Enduring storms is an integral part of hunting the high country. Sooner or later a storm will find you up there, and if you aren’t prepared, it can turn an enjoyable hunt into a survival situation. Nate and I experienced our first storm on our very first high-country adventure together. A rainstorm rolled in on our hike in and managed to soak nearly everything I was carrying, except for the canned food I had brought. By the time we reached camp, my 70-pound pack, full of many unnecessary items, would have easily tipped the scales at 80 pounds or more from the extra rainwater weight. That night the temperatures dropped well below freezing and froze all of our heavy, wet gear. We woke up the next morning, put on our “ice-block” boots and changed our mindset that day from hunting bears to surviving. In the years since, I’ve learned the value of quality, waterproof gear and lighter food options.
The large rock that was now providing us safety from the storm was just a stone’s throw away from where the bear was shot. After the strenuous trip in, we had initially spotted the bear 200 yards away, before we had even pulled out our binoculars. We were both comfortable shooting that distance, but the brush around the bear was too high to clearly see its vitals. The wind was perfectly in our faces, but without any useful cover between us and the bear, a stalk seemed impossible.
After observing the bear for a minute, we decided that we could slowly creep closer while the bear had its head down in the grass. Each time the bear would begin to lift its head, we would freeze. I realized that I had plenty of practice with this type of stalk, and before long we had stealthily snuck within 50 yards of the feeding boar, and I settled to take an unobstructed broadside shot. When I squeezed the trigger, all I heard was a resounding click of the firing pin. With dismay, I realized I had forgotten to chamber a round in the excitement of the stalk.
The bear heard the click, too, and started a slow gallop up toward the ridgeline, looking curiously over its shoulder at the maker of the sound. The boar’s gallop was too slow, however, and by the time it made it over the ridge, the bear had already soaked up two bullets through its black hide. We were both confident that the shots had been placed well and thought for sure the bear could not have gone far over the ridge. This would be our third bear in three straight years; we could hardly believe it. But the resilient beast had traversed much farther than expected, and the steep slope on the far side of the ridge changed our recovery plans. Doubt of recovery began creeping into our minds and subtly into our conversation.
The storm actually allowed us time to pull out maps and make a better plan for recovering the bear. From the topographical map, we were able to identify an indirect route that took us in the opposite direction of the bear and stayed up high, but gave us access to a hillside with a negotiable slope that would lead right down to the bear.

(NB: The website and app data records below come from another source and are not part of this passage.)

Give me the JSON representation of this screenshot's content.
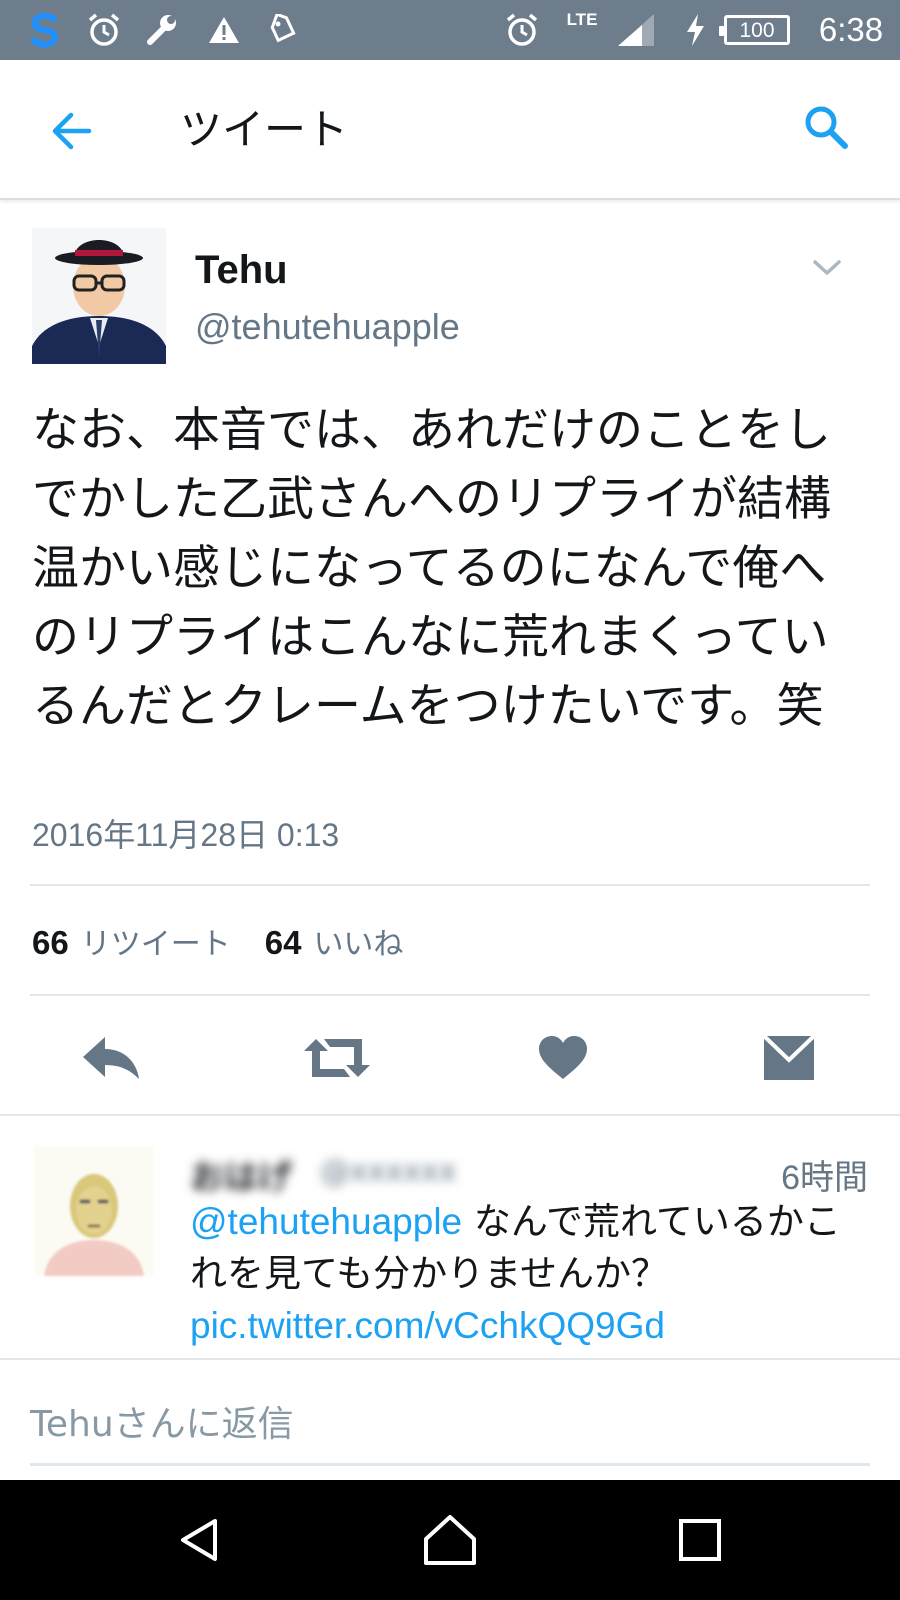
{
  "status_bar": {
    "icons": [
      "s-app-icon",
      "alarm-icon",
      "wrench-icon",
      "warning-icon",
      "tag-icon",
      "alarm-icon",
      "signal-icon",
      "charging-icon"
    ],
    "network": "LTE",
    "battery": "100",
    "time": "6:38"
  },
  "app_bar": {
    "title": "ツイート",
    "back_icon": "arrow-left-icon",
    "search_icon": "search-icon"
  },
  "tweet": {
    "display_name": "Tehu",
    "screen_name": "@tehutehuapple",
    "text": "なお、本音では、あれだけのことをしでかした乙武さんへのリプライが結構温かい感じになってるのになんで俺へのリプライはこんなに荒れまくっているんだとクレームをつけたいです。笑",
    "timestamp": "2016年11月28日 0:13",
    "retweet_count": "66",
    "retweet_label": "リツイート",
    "like_count": "64",
    "like_label": "いいね",
    "actions": [
      "reply-icon",
      "retweet-icon",
      "heart-icon",
      "message-icon"
    ]
  },
  "reply": {
    "display_name": "おはげ",
    "screen_name": "@xxxxxx",
    "time": "6時間",
    "mention": "@tehutehuapple",
    "text": " なんで荒れているかこれを見ても分かりませんか？",
    "link": "pic.twitter.com/vCchkQQ9Gd"
  },
  "reply_box": {
    "placeholder": "Tehuさんに返信"
  },
  "colors": {
    "accent": "#1da1f2",
    "status_bar": "#6e7d8c",
    "secondary_text": "#657786"
  }
}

It was a relief when the rain and lightning finally moved on and we quickly picked our way around and down our planned route. We were now looking up the steep hill at the beaten-down path the bear had just made. Unfortunately, when we turned to continue tracking the bear, its tracks were obscured by hard ground and patches of ice. We scoured the area for a few unnerving minutes before Nate announced his discovery with simple but excited words, “Dead bear!” We had a short celebration after such a long and challenging day.
There are many parts of this hunt that I will always remember, including the hard work involved, beautiful alpine meadows and the extraordinary animals that make this landscape their home. But this hunt was also a humble reminder of the importance of returning safely from a successful hunt.